While there may be situations in which a dissent will be futile (i.e., such as transforming a “2×0” situation into a “2×1” situation), there may be situations in which the dissent will have a meaningful impact on the outcome of the case (i.e., such as transforming a “1x1x0” situation into a “1x1x1” situation). This, in the authors’ view, is consistent with the institutional rules that provide for the replacement of an arbitrator who has died or become incapacitated during the course of the arbitration (i.e., a “1x1x0” situation), but which may not be necessary subsequent to the closing of the proceedings if the remaining two arbitrators have reached a majority opinion (i.e., a “2×0” situation).
While the TJSP has not yet provided guidance on a “2×0” situation, the authors take guidance from the pas de nullité sans grief principle and the experience of “truncated tribunals” (J. Fry, S. Greenberg, F. Mazza, The Secretariat’s Guide to ICC Arbitration, ICC Publication 729, Paris, 2012, at 3-649) subsequently to the closing of the proceedings to suggest that in those instances the award should not be annulled or referred back to the Tribunal because the remaining two arbitrators did reach a majority and any further work would be wasteful, unnecessary, and futile. 4)For the avoidance of doubt, while arbitrators should also be permitted to write a dissent if they so desire when the two remaining arbitrators have reached a majority (i.e., thereby transforming a “2×0” situation into a “2×1” situation), in the authors’ view, those dissents should not be mandatory because the tribunal has indeed reached a majority decision.
|↑1||S17 Participações Eireli, Skytrack Comércio de Equipamentos Eletrônicos Ltda., Valquíria Aparecida Barbosa Ladeira and Luciano Ladeira (collectively, “Claimants”).|
|↑2||The arbitral tribunal was comprised of Gisela Sampaio da Cruz Guedes (“Ms. Sampaio”), José Alexandre Tavares Guerreiro (“Mr. Guerreiro”), and chairman Carlos Alberto Carmona (“Mr. Carmona”).|
|↑3||While the TJSP held that the Brazilian Code of Civil Procedure (“BCPC”) does not apply to arbitral proceedings directly, the Court did conclude that the BCPC may be used by analogy under the guidance of the Brazilian Constitution to find binding principles of due process.
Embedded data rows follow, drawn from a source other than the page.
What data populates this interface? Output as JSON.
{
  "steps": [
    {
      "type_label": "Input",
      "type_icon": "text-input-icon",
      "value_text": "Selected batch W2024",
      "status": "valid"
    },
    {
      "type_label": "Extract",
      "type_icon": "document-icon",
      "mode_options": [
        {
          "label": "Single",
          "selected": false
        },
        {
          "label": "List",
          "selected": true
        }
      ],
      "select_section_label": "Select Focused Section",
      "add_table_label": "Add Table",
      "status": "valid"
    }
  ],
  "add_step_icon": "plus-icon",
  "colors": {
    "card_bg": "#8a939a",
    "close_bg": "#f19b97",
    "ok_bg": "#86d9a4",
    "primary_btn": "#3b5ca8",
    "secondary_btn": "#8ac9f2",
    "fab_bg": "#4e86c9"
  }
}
Through this analogy, and because the BCPC requires judges to decide the cases before them, the TJSP concluded that arbitrators are equally so required under Brazilian law’s due process requirements.|
|↑4||For the avoidance of doubt, while arbitrators should also be permitted to write a dissent if they so desire when the two remaining arbitrators have reached a majority (i.e., thereby transforming a “2×0” situation into a “2×1” situation), in the authors’ view, those dissents should not be mandatory because the tribunal has indeed reached a majority decision.|